(PROMPT)
For this exercise, repeat the whole listing below exactly. Leave the pictures out.

(DATA SUPPLIED)

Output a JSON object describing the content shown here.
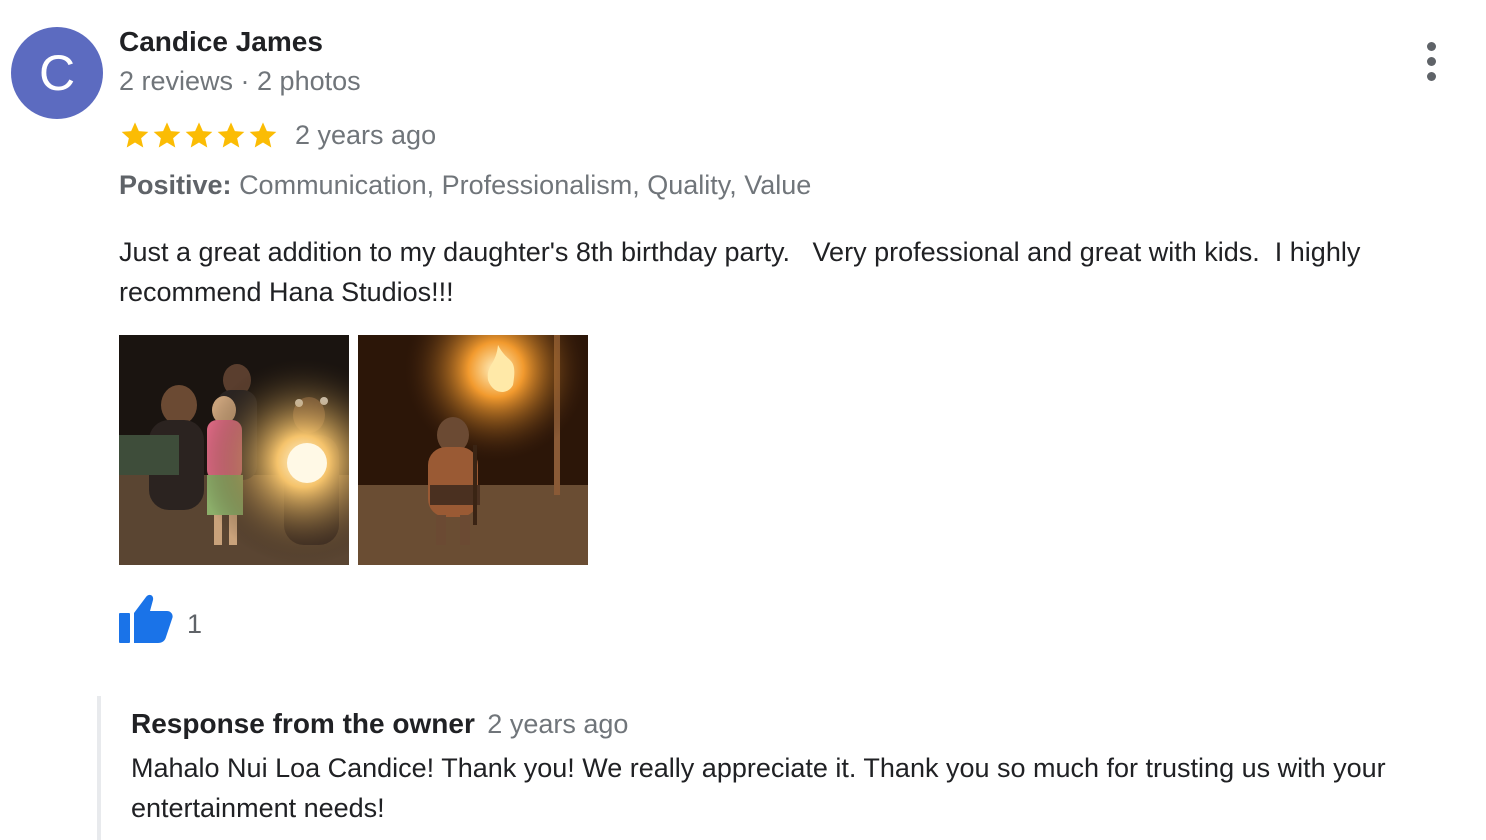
{
  "reviewer": {
    "avatar_letter": "C",
    "avatar_color": "#5c6bc0",
    "name": "Candice James",
    "meta": "2 reviews · 2 photos"
  },
  "menu": {
    "icon": "more-vert-icon"
  },
  "rating": {
    "stars": 5,
    "max_stars": 5,
    "star_color": "#fbbc04",
    "date": "2 years ago"
  },
  "attributes": {
    "label": "Positive:",
    "values": "Communication, Professionalism, Quality, Value"
  },
  "review": {
    "text": "Just a great addition to my daughter's 8th birthday party.   Very professional and great with kids.  I highly\nrecommend Hana Studios!!!"
  },
  "photos": [
    {
      "icon": "review-photo-1"
    },
    {
      "icon": "review-photo-2"
    }
  ],
  "like": {
    "icon": "thumbs-up-icon",
    "color": "#1a73e8",
    "count": "1"
  },
  "owner_response": {
    "title": "Response from the owner",
    "date": "2 years ago",
    "text": "Mahalo Nui Loa Candice! Thank you! We really appreciate it. Thank you so much for trusting us with your entertainment needs!"
  }
}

(EXERCISE RESULT)
Output a JSON object describing the content shown here.
{
  "reviewer": {
    "avatar_letter": "C",
    "avatar_color": "#5c6bc0",
    "name": "Candice James",
    "meta": "2 reviews · 2 photos"
  },
  "menu": {
    "icon": "more-vert-icon"
  },
  "rating": {
    "stars": 5,
    "max_stars": 5,
    "star_color": "#fbbc04",
    "date": "2 years ago"
  },
  "attributes": {
    "label": "Positive:",
    "values": "Communication, Professionalism, Quality, Value"
  },
  "review": {
    "text": "Just a great addition to my daughter's 8th birthday party.   Very professional and great with kids.  I highly\nrecommend Hana Studios!!!"
  },
  "photos": [
    {
      "icon": "review-photo-1"
    },
    {
      "icon": "review-photo-2"
    }
  ],
  "like": {
    "icon": "thumbs-up-icon",
    "color": "#1a73e8",
    "count": "1"
  },
  "owner_response": {
    "title": "Response from the owner",
    "date": "2 years ago",
    "text": "Mahalo Nui Loa Candice! Thank you! We really appreciate it. Thank you so much for trusting us with your entertainment needs!"
  }
}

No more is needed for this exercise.